ACTIVITY: One number is the whole answer: the tally of lines in the records that include the word "Building".

+-------+

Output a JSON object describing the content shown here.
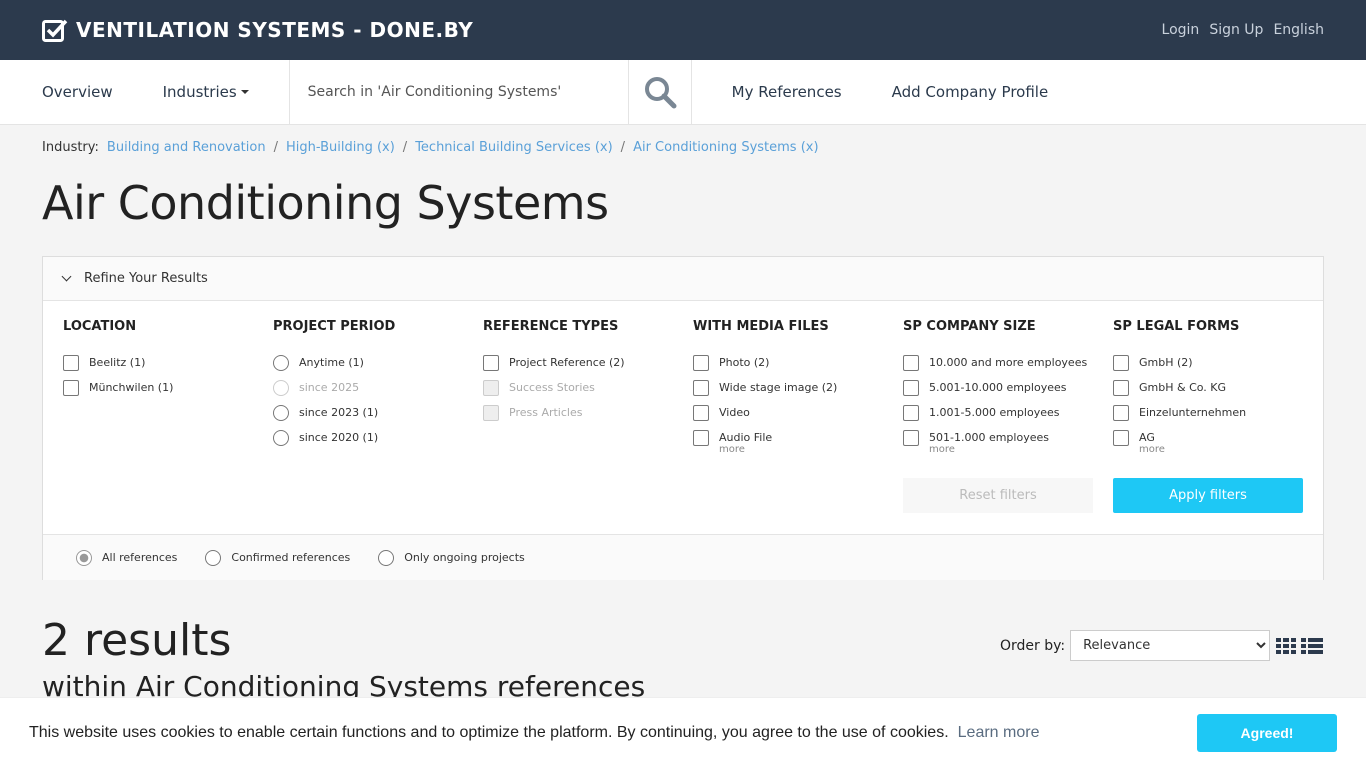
{
  "brand": {
    "title": "VENTILATION SYSTEMS - DONE.BY"
  },
  "topnav": {
    "login": "Login",
    "signup": "Sign Up",
    "language": "English"
  },
  "nav": {
    "overview": "Overview",
    "industries": "Industries",
    "search_placeholder": "Search in 'Air Conditioning Systems'",
    "my_references": "My References",
    "add_company": "Add Company Profile"
  },
  "breadcrumb": {
    "label": "Industry:",
    "items": [
      "Building and Renovation",
      "High-Building (x)",
      "Technical Building Services (x)",
      "Air Conditioning Systems (x)"
    ]
  },
  "page": {
    "title": "Air Conditioning Systems"
  },
  "filters": {
    "heading": "Refine Your Results",
    "location": {
      "title": "LOCATION",
      "options": [
        "Beelitz (1)",
        "Münchwilen (1)"
      ]
    },
    "period": {
      "title": "PROJECT PERIOD",
      "options": [
        "Anytime (1)",
        "since 2025",
        "since 2023 (1)",
        "since 2020 (1)"
      ]
    },
    "reftypes": {
      "title": "REFERENCE TYPES",
      "options": [
        "Project Reference (2)",
        "Success Stories",
        "Press Articles"
      ]
    },
    "media": {
      "title": "WITH MEDIA FILES",
      "options": [
        "Photo (2)",
        "Wide stage image (2)",
        "Video",
        "Audio File"
      ],
      "more": "more"
    },
    "size": {
      "title": "SP COMPANY SIZE",
      "options": [
        "10.000 and more employees",
        "5.001-10.000 employees",
        "1.001-5.000 employees",
        "501-1.000 employees"
      ],
      "more": "more"
    },
    "legal": {
      "title": "SP LEGAL FORMS",
      "options": [
        "GmbH (2)",
        "GmbH & Co. KG",
        "Einzelunternehmen",
        "AG"
      ],
      "more": "more"
    },
    "reset": "Reset filters",
    "apply": "Apply filters",
    "scope": [
      "All references",
      "Confirmed references",
      "Only ongoing projects"
    ]
  },
  "results": {
    "count": "2 results",
    "subtitle": "within Air Conditioning Systems references",
    "order_label": "Order by:",
    "order_value": "Relevance"
  },
  "cookie": {
    "text": "This website uses cookies to enable certain functions and to optimize the platform. By continuing, you agree to the use of cookies.",
    "learn_more": "Learn more",
    "agree": "Agreed!"
  }
}
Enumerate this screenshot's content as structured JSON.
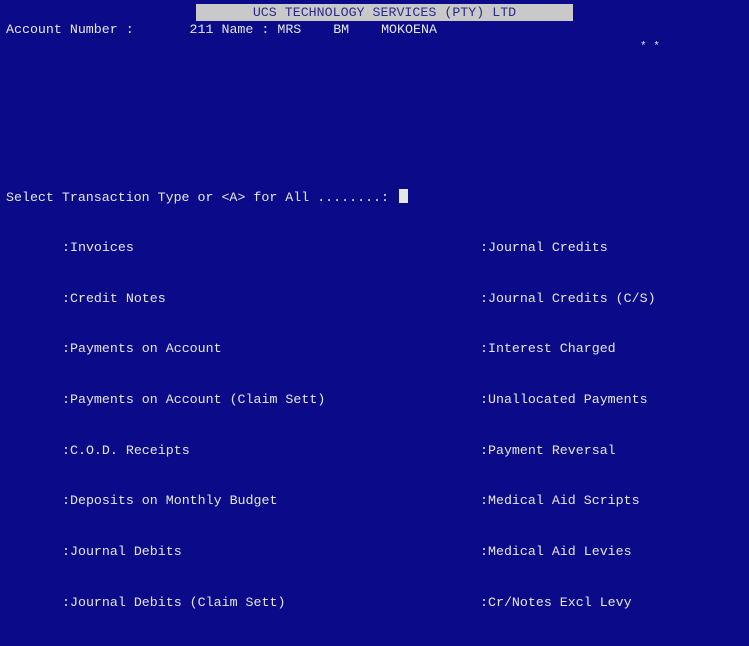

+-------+

OUTPUT BELOW: 3